Thousands of Hawaiians are still living in the ruins of Big Island and are bracing themselves for worse to come
Residents near the erupting Kilauea volcano are now surrounded by toxic vog – volcanic smog filled with sulfur dioxide and other harmful gases, and huge mounds of black hardened lava rock
DailyMail.com visited the 20-acre Johnson Family Farm whose crops have been destroyed by the toxic gas – including an avocado orchard with $100,000 worth of produce in its trees
Holding back tears, owner Greg Johnson, 67, told DailyMail.com: ‘Most of the crops are destroyed, at the very least I will be put back a year. But if the larger trees die I’ll be ruined, there’s no coming back’
Greg’s son Braha, 39, who carries a pump action shotgun, says three suspicious men have been seen sitting in a car watching farms in the area – and fears opportunistic looters will carry out a raid
Kilauea finally erupted from its summit just before dawn on Thursday after erupting for 11 days – spewing ash 30,000 ft into the air
By RYAN PARRY
18 May 2018
The thick white mist sweeps across the slopes of Puna and the air bites at the back of the throat.
Filled with a potent noxious cocktail of sulfur dioxide and other harmful gases, the toxic vog, short for volcanic smog, is highly dangerous to breathe in.
The phenomena – caused when volcanic gases react with oxygen – is just one of the many perils facing residents here at the foot of the erupting Kilauea volcano.
And when DailyMail.com neared the ‘death zone’ our team was warned to wear our $50 professional grade respirator masks at all times.
A weather service broadcast on Thursday predicted vog would sweep across the Puna, Kau and Hilo districts of the Big Island.
But despite widespread evacuations, thousands of Hawaiians living in the shadow of this disaster are still here, dealing with the aftermath.
Many cross police and National Guard checkpoints several times a day to access their homes – many destroyed or left uninhabitable – to collect all their belongings.

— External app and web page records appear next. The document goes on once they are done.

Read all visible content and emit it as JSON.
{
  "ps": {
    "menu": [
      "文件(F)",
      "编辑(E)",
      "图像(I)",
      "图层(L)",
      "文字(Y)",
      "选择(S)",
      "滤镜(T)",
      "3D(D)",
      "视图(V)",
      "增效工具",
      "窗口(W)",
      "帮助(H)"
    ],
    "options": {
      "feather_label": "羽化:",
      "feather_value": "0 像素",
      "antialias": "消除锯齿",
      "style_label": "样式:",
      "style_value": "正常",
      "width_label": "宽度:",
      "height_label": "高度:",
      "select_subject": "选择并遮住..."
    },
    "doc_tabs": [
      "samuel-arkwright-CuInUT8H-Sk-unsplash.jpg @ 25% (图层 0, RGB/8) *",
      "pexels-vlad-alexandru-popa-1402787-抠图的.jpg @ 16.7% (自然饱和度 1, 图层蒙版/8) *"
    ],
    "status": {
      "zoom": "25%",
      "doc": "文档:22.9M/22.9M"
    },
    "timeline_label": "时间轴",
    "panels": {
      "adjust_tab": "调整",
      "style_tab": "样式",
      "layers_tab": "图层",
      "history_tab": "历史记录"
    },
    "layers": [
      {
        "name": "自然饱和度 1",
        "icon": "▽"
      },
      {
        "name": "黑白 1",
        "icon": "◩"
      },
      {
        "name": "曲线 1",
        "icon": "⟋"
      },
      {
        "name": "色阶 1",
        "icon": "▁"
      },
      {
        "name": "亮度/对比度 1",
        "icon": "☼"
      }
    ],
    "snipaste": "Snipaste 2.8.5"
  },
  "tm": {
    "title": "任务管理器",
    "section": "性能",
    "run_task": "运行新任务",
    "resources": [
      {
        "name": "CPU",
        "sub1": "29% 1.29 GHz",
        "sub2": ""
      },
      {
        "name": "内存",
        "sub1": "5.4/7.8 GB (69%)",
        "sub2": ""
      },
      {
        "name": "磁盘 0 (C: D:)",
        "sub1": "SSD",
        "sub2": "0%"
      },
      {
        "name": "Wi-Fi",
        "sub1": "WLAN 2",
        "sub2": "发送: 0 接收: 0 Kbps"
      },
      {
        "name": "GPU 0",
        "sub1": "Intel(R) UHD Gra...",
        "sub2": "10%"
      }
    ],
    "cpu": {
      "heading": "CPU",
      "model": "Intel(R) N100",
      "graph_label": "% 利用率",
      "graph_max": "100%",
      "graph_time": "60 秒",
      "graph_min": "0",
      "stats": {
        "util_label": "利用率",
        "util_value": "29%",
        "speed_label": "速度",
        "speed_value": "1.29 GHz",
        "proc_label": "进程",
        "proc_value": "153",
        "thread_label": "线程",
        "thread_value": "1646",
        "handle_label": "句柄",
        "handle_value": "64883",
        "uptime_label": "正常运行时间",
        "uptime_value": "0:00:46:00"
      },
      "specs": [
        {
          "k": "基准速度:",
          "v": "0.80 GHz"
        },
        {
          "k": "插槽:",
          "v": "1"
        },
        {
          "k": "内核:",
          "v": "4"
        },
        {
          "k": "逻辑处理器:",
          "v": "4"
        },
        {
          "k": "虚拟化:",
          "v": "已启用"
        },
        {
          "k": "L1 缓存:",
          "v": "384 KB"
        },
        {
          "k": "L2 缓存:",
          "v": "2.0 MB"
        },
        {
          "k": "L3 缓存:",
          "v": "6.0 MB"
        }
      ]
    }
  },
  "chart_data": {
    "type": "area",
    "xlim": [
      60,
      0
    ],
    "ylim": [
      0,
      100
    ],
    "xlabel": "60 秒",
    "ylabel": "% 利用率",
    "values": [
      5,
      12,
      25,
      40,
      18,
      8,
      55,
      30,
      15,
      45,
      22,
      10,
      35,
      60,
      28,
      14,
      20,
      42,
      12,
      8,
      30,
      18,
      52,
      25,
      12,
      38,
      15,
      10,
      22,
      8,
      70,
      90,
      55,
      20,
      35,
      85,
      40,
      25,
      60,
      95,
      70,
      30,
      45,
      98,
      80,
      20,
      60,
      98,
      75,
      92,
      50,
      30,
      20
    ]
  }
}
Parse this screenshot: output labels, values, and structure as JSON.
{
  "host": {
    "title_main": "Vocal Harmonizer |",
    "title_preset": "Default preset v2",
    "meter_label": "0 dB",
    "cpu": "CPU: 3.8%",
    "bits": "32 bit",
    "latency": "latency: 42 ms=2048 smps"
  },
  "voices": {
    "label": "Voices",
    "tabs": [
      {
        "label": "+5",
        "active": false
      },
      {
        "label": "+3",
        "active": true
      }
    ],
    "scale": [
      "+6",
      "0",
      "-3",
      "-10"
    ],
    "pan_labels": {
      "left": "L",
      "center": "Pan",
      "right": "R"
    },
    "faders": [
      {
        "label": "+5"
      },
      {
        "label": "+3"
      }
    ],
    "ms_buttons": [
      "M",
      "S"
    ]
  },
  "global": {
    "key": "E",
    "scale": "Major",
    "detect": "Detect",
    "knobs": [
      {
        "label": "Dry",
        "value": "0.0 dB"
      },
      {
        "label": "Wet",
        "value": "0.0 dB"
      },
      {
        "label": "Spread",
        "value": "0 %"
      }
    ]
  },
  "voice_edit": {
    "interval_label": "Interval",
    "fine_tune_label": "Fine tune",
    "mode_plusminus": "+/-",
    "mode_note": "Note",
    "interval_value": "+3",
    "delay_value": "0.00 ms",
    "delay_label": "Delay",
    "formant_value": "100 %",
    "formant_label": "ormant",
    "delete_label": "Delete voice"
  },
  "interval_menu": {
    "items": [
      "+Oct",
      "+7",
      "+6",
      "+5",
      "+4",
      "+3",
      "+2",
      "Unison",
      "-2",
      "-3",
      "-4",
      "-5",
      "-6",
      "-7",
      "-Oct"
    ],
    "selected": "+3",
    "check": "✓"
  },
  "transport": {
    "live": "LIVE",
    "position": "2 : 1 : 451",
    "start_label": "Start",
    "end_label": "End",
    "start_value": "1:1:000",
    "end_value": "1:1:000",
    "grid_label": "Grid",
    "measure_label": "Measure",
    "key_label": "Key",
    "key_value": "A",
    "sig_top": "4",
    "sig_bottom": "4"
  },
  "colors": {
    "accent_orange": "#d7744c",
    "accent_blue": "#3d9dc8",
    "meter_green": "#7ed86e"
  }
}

Each time they do so they take their lives in their hands.
As well as the vog, there’s the thick volcanic smoke, methane gas explosions, not to mention the tons of bubbling 1,000 degree lava spewing from dozens of fissures that have opened up in suburban areas.
The US Geological Survey (USGS) says Kilauea has 20 open fissures now, with some of them continuously erupting and that lava bombs the size of microwaves were found a few hundred yards from the Halemaumau crater.
Kilauea finally erupted from its summit just before dawn on Thursday after erupting for 11 days – spewing ash 30,000 ft into the air.
But while the exploding bright orange lava and distant booms and cracks of the molten rock river continue to make the headlines, for many the hazardous vog is the hidden killer.
And it’s this toxic cloud that is ripping the heart out of the community.
DailyMail.com visited a farm two miles from the so called ‘death zone’.
The 20-acre Johnson Family Farm is in the path of the molten rock tearing across the countryside, but tragically there’s little left to save.
All of the farm buildings are intact and lava is nowhere to be seen.
But sitting downwind from the volcanic eruptions, this once booming farm has been destroyed by the toxic gas.